## TASK BRIEF
Return all of the entries exactly as written.

## EXERCISE DATA
§

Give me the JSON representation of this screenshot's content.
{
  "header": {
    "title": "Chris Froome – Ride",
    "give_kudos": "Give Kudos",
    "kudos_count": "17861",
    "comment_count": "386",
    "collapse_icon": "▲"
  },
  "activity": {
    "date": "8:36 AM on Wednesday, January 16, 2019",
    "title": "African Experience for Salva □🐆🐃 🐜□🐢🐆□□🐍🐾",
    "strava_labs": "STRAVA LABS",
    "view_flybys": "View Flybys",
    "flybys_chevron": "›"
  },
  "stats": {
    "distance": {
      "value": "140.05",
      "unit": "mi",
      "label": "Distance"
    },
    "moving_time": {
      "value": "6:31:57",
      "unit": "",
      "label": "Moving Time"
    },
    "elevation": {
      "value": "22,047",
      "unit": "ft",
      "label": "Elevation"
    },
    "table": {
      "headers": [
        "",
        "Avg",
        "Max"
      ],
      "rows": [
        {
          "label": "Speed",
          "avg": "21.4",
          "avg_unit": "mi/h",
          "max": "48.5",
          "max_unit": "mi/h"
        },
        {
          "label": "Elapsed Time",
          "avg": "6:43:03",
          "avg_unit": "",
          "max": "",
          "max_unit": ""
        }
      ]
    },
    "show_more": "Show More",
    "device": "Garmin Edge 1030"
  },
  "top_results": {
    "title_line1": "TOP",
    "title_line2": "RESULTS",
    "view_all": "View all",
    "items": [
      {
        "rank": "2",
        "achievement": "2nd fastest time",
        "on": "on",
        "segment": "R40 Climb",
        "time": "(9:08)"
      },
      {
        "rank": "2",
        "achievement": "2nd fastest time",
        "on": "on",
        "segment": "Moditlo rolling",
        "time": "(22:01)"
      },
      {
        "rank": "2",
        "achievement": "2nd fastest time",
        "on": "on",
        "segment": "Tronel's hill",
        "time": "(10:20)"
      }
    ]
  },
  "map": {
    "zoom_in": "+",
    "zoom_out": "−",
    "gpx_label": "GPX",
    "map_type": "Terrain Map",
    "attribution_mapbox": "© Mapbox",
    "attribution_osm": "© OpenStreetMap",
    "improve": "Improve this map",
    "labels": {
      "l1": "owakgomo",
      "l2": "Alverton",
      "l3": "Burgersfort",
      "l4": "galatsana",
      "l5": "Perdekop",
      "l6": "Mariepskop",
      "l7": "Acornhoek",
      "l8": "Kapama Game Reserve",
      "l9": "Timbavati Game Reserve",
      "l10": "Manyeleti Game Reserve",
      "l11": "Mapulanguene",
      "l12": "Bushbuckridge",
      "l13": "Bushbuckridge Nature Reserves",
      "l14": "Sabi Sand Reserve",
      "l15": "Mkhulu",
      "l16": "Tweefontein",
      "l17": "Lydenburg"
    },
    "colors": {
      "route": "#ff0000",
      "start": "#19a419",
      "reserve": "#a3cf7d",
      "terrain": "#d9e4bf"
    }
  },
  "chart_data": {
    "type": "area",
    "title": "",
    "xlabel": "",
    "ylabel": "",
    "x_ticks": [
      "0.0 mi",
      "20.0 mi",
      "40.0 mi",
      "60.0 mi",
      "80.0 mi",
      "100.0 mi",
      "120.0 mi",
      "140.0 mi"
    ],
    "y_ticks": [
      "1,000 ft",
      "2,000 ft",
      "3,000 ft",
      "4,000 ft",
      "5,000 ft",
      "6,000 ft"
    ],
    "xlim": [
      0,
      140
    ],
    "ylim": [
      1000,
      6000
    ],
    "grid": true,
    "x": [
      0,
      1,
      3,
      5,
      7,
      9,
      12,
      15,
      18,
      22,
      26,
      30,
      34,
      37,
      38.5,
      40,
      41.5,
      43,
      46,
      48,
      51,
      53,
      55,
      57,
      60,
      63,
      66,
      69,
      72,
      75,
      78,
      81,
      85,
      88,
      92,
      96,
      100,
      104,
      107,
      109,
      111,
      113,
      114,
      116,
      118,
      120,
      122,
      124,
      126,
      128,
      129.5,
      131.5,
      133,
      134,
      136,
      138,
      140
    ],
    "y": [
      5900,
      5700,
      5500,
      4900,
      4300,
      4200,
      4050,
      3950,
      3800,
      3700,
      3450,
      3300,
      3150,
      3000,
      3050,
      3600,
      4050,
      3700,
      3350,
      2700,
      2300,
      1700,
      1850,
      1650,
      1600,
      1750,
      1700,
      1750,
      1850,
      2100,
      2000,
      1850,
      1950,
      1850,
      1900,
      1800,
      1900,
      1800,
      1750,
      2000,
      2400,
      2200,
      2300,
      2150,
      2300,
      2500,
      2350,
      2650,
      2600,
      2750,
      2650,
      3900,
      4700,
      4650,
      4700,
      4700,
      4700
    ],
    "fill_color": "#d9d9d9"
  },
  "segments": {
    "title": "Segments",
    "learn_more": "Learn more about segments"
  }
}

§

## EXERCISE OUTPUT
Give me the JSON representation of this screenshot's content.
{
  "header": {
    "title": "Chris Froome – Ride",
    "give_kudos": "Give Kudos",
    "kudos_count": "17861",
    "comment_count": "386",
    "collapse_icon": "▲"
  },
  "activity": {
    "date": "8:36 AM on Wednesday, January 16, 2019",
    "title": "African Experience for Salva □🐆🐃 🐜□🐢🐆□□🐍🐾",
    "strava_labs": "STRAVA LABS",
    "view_flybys": "View Flybys",
    "flybys_chevron": "›"
  },
  "stats": {
    "distance": {
      "value": "140.05",
      "unit": "mi",
      "label": "Distance"
    },
    "moving_time": {
      "value": "6:31:57",
      "unit": "",
      "label": "Moving Time"
    },
    "elevation": {
      "value": "22,047",
      "unit": "ft",
      "label": "Elevation"
    },
    "table": {
      "headers": [
        "",
        "Avg",
        "Max"
      ],
      "rows": [
        {
          "label": "Speed",
          "avg": "21.4",
          "avg_unit": "mi/h",
          "max": "48.5",
          "max_unit": "mi/h"
        },
        {
          "label": "Elapsed Time",
          "avg": "6:43:03",
          "avg_unit": "",
          "max": "",
          "max_unit": ""
        }
      ]
    },
    "show_more": "Show More",
    "device": "Garmin Edge 1030"
  },
  "top_results": {
    "title_line1": "TOP",
    "title_line2": "RESULTS",
    "view_all": "View all",
    "items": [
      {
        "rank": "2",
        "achievement": "2nd fastest time",
        "on": "on",
        "segment": "R40 Climb",
        "time": "(9:08)"
      },
      {
        "rank": "2",
        "achievement": "2nd fastest time",
        "on": "on",
        "segment": "Moditlo rolling",
        "time": "(22:01)"
      },
      {
        "rank": "2",
        "achievement": "2nd fastest time",
        "on": "on",
        "segment": "Tronel's hill",
        "time": "(10:20)"
      }
    ]
  },
  "map": {
    "zoom_in": "+",
    "zoom_out": "−",
    "gpx_label": "GPX",
    "map_type": "Terrain Map",
    "attribution_mapbox": "© Mapbox",
    "attribution_osm": "© OpenStreetMap",
    "improve": "Improve this map",
    "labels": {
      "l1": "owakgomo",
      "l2": "Alverton",
      "l3": "Burgersfort",
      "l4": "galatsana",
      "l5": "Perdekop",
      "l6": "Mariepskop",
      "l7": "Acornhoek",
      "l8": "Kapama Game Reserve",
      "l9": "Timbavati Game Reserve",
      "l10": "Manyeleti Game Reserve",
      "l11": "Mapulanguene",
      "l12": "Bushbuckridge",
      "l13": "Bushbuckridge Nature Reserves",
      "l14": "Sabi Sand Reserve",
      "l15": "Mkhulu",
      "l16": "Tweefontein",
      "l17": "Lydenburg"
    },
    "colors": {
      "route": "#ff0000",
      "start": "#19a419",
      "reserve": "#a3cf7d",
      "terrain": "#d9e4bf"
    }
  },
  "chart_data": {
    "type": "area",
    "title": "",
    "xlabel": "",
    "ylabel": "",
    "x_ticks": [
      "0.0 mi",
      "20.0 mi",
      "40.0 mi",
      "60.0 mi",
      "80.0 mi",
      "100.0 mi",
      "120.0 mi",
      "140.0 mi"
    ],
    "y_ticks": [
      "1,000 ft",
      "2,000 ft",
      "3,000 ft",
      "4,000 ft",
      "5,000 ft",
      "6,000 ft"
    ],
    "xlim": [
      0,
      140
    ],
    "ylim": [
      1000,
      6000
    ],
    "grid": true,
    "x": [
      0,
      1,
      3,
      5,
      7,
      9,
      12,
      15,
      18,
      22,
      26,
      30,
      34,
      37,
      38.5,
      40,
      41.5,
      43,
      46,
      48,
      51,
      53,
      55,
      57,
      60,
      63,
      66,
      69,
      72,
      75,
      78,
      81,
      85,
      88,
      92,
      96,
      100,
      104,
      107,
      109,
      111,
      113,
      114,
      116,
      118,
      120,
      122,
      124,
      126,
      128,
      129.5,
      131.5,
      133,
      134,
      136,
      138,
      140
    ],
    "y": [
      5900,
      5700,
      5500,
      4900,
      4300,
      4200,
      4050,
      3950,
      3800,
      3700,
      3450,
      3300,
      3150,
      3000,
      3050,
      3600,
      4050,
      3700,
      3350,
      2700,
      2300,
      1700,
      1850,
      1650,
      1600,
      1750,
      1700,
      1750,
      1850,
      2100,
      2000,
      1850,
      1950,
      1850,
      1900,
      1800,
      1900,
      1800,
      1750,
      2000,
      2400,
      2200,
      2300,
      2150,
      2300,
      2500,
      2350,
      2650,
      2600,
      2750,
      2650,
      3900,
      4700,
      4650,
      4700,
      4700,
      4700
    ],
    "fill_color": "#d9d9d9"
  },
  "segments": {
    "title": "Segments",
    "learn_more": "Learn more about segments"
  }
}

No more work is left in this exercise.